Background-It is generally acknowledged that conventional estimates of the potential number of life years to be gained by elimination of causes of death are too generous.
This is because these estimates fail to take into account the fact that those who are saved from the cause are likely to have one or more other conditions ( « competing » causes of death), which may increase their risks of dying.
It is unknown to what extent this introduces bias in comparisons of life years to be gained between underlying causes of death.
The purpose of the study was to assess this bias.
Data and methods-A sample of 5975 death certificates from the Netherlands, 1990, was coded for the presence of diseases that, according to a set of explicit rules, could be regarded as potential causes of death « competing » with the underlying cause.

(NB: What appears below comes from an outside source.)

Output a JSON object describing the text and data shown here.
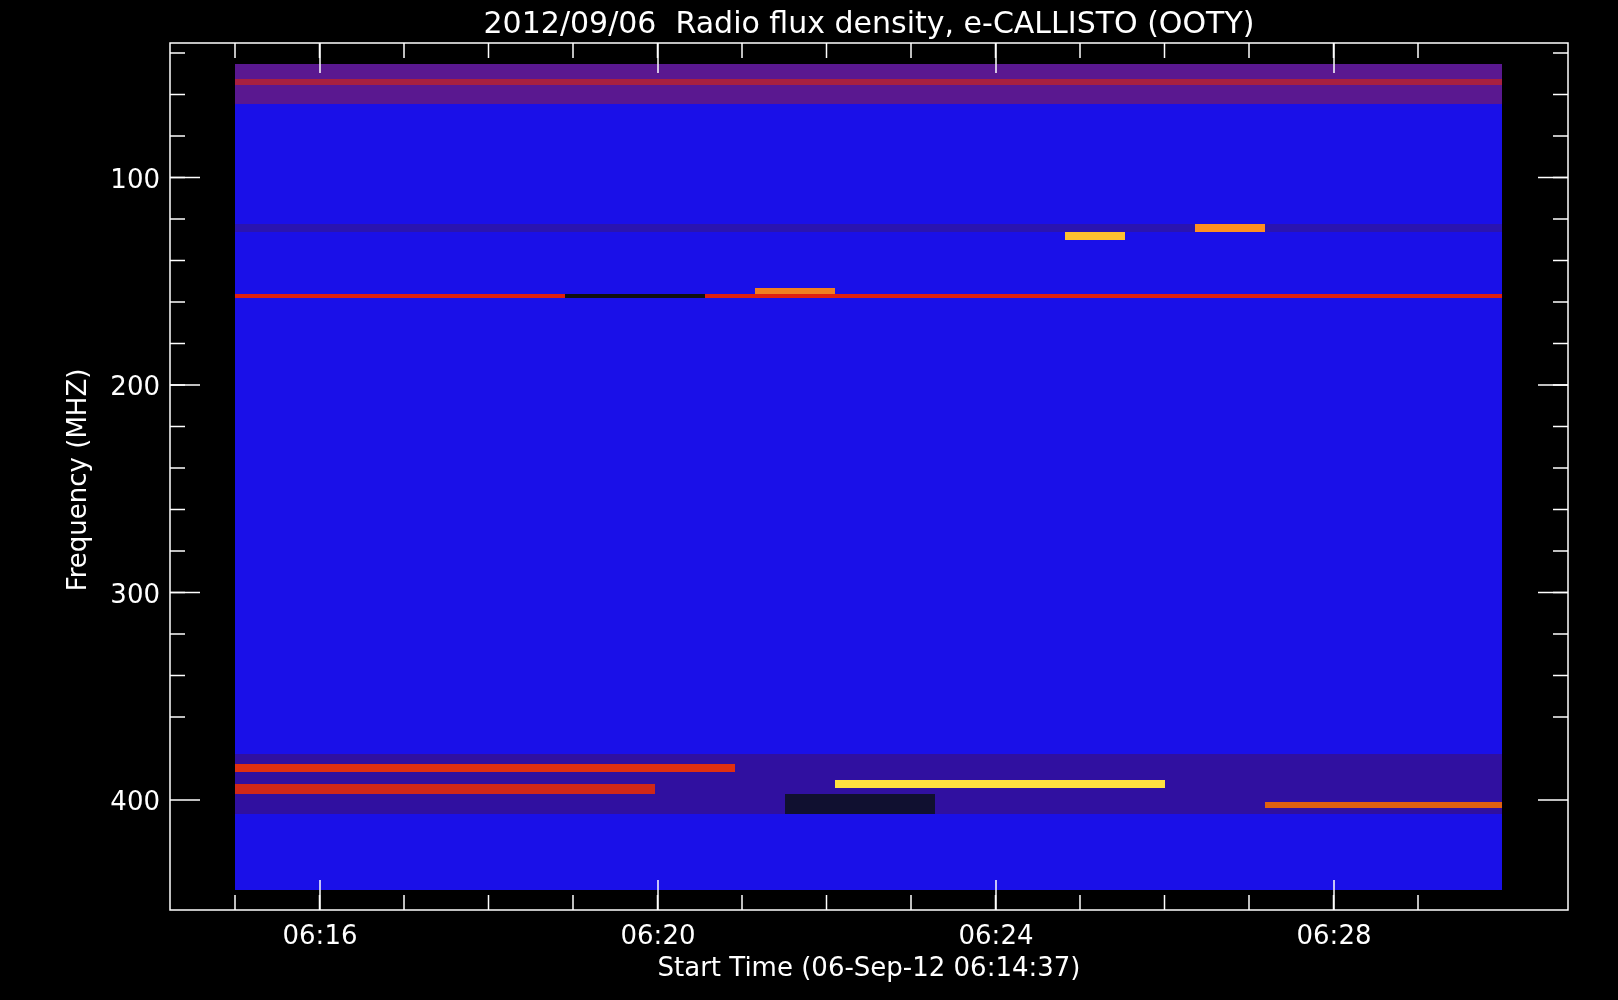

Logistic regression analysis was used to quantify age and sex adjusted differences between four main underlying causes of death (neoplasms, cardiovascular diseases, respiratory diseases, all other diseases) in prevalence of the six most frequent competing causes of death (neoplasms, ischaemic heart disease, cerebrovascular disease, other cardiovascular diseases, chronic obstructive lung disease, all other diseases).
These prevalence differences were then used to revise conventional calculations of gains in life expectancy, by taking them to indicate differences in risk of dying from these competing causes after the underlying cause has been eliminated. (...)
Mots-clés Pascal : Pays Bas, Europe, Evaluation, Homme, Mortalité, Certificat décès, Analyse statistique, Régression statistique, Age, Sexe, Classification, Cause, Source information, Espérance vie
Mots-clés Pascal anglais : Netherlands, Europe, Evaluation, Human, Mortality, Death certificate, Statistical analysis, Statistical regression, Age, Sex, Classification, Cause, Information source
Notice produite par :
Inist-CNRS - Institut de l'Information Scientifique et Technique
Cote : 99-0127684
Code Inist : 002B30A01C. Création : 16/11/1999.